Pagina 44 - We feel, in seeing a noble building, which rhymes well, as we do in hearing a perfect song, that it is spiritually organic; that is, had a necessity, in Nature, for being, was one of the possible forms in the Divine mind, and is now only discovered and executed by the artist, not arbitrarily composed by him.
Pagina 86 - ... soften all hearts to pity, and to mirthful and clamorous compassion. The small despot asks so little that all reason and all nature are on his side. His ignorance is more charming than all knowledge, and his little sins more bewitching than any virtue. His flesh is angels
Pagina 249 - Though nothing can bring back the hour Of splendour in the grass, of glory in the flower ; We will grieve not, rather find Strength in what remains behind...
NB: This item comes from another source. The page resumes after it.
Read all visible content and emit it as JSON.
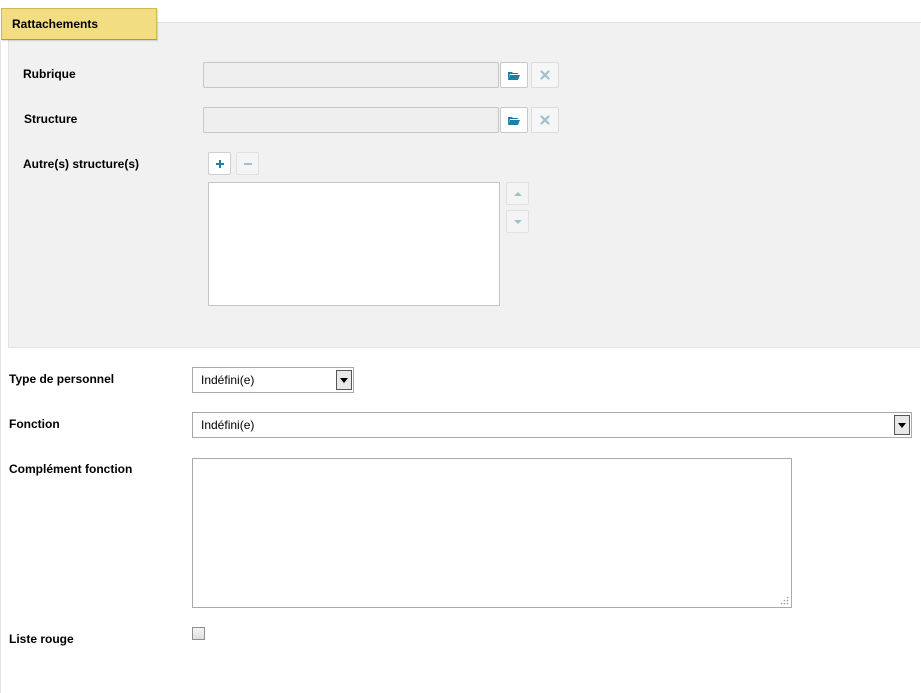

Pagina 206 - Ah Ben ! Say how or .when Shall we, thy guests, Meet at those lyric feasts, Made at the Sun, The Dog, the Triple Tun ; Where we such clusters had, As made us nobly wild, not mad? And yet each verse of thine Out-did the meat, out-did the frolic wine.
Pagina 236 - Rome, gave a public opera, wherein he painted the scenes, cut the statues, invented the engines, composed the music, writ the comedy, and built the theatre.
Pagina 232 - The boy turned round with screams, And ran with terror wild ; One of the pair of savage beasts Pursued the shrieking child. The hunter raised his gun, — He knew one charge was all, — And through the boy's pursuing foe He sent his only ball. The other on George Nidiver Came on with dreadful pace?
Pagina 247 - Tis the good reader that makes the good book; a good head cannot read amiss, in every book he finds passages which seem confidences or asides hidden from all else and unmistakably meant for his ear.
Pagina 39 - The artist who is to produce a work which is to be admired, not by his friends or his townspeople or his contemporaries, but by all men, and which is to be more beautiful to the eye in proportion to its culture, must...
Pagina 23 - Still roll ; where all the aspects of misery Predominate; whose strong effects are such As he must bear, being powerless to redress; And that unless above himself he can Erect himself, how poor a thing is man...